Unfortunately she ended up being an hoarder. After a few months he was rescued from that rescue where he apparently had spent hours in a kennel surrounded by other terrified animals. From there he was rescued by the good people at the Phoenix Small Dog Rescue and went to his first foster family.
While his breed is unknown to exacting standards we think he is a bit of American Bulldog and a few groomers have mentioned Argentinian Dogo, which his white coat and spots under the fur seem to confirm in a very unscientific way. Nevertheless he was assumed by many to be a Pit Bull and people shied away from him with the ignorance of people who judge others by sight before knowing the individual. Even if he were a Pit Bull he was still the most gentle dog we had ever met. The most force he would use towards people would be in lifting your arm with his nose to get you to pet him.
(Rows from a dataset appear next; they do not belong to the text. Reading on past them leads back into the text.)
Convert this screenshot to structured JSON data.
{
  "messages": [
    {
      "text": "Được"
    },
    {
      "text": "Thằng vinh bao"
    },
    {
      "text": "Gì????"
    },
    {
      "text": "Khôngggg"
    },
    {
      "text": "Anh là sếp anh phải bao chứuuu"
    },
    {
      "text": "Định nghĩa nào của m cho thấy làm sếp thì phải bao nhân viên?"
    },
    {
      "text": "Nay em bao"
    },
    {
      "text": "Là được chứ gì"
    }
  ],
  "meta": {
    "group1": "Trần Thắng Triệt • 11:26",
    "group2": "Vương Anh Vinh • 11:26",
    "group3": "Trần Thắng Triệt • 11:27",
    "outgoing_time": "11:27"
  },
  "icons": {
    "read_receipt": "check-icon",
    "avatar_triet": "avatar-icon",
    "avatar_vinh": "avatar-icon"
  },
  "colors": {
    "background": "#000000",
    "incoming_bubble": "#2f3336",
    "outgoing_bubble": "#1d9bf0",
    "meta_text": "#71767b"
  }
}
While at his first foster home he had met a few potential owners who eventually declined to take him simply because he looked like a dangerous animal. That foster returned him to the rescue and he went to his second foster home where Kate found him.
When we got him home there was some confusion and he ran to the neighbors house. I probably overreacted a bit but the thought of losing this dog before even getting him in the house was tragically comedic. Kate was more composed and recovered him from the neighbors driveway and calmed me down.
The first night I took out my camera and snapped our first photos. He was a joy from the start and we loved him right away. There would be no need to take him back to the foster family and he had found his forever home and we found another reason to never judge a book by its cover. Love heals all
Zeke loved people. He loved getting pets and laying at your feet. He loved going on walks and meeting more people who could give him more petting. For the most part everyone who saw him loved him. One of the best things that happened on walks was when grown men mentioned how ‘handsome’ he was.
Bonzai and Zeke hit it off right away and became inseparable. Occasionally we would need to take one of them to the vet for an appointment and the other would worry and pace the house until their best friend got back home.
Eat your heart out
As with Bonzai and Ozric, Zeke was a vegan. We fed him V-Dog brand dogfood to ensure he got all of the nutrients he needed and he was very healthy. He also loved vegetables and would patiently sit near us whenever food prep was happening. There was very little that he would not chomp on and then come back for as much as he could coax from us.
There is so much to write about Zeke but I want to keep things reasonable here. If you have a Zeke story or photo please share it in the comments below. He was a very special being and we will always have him in our hearts.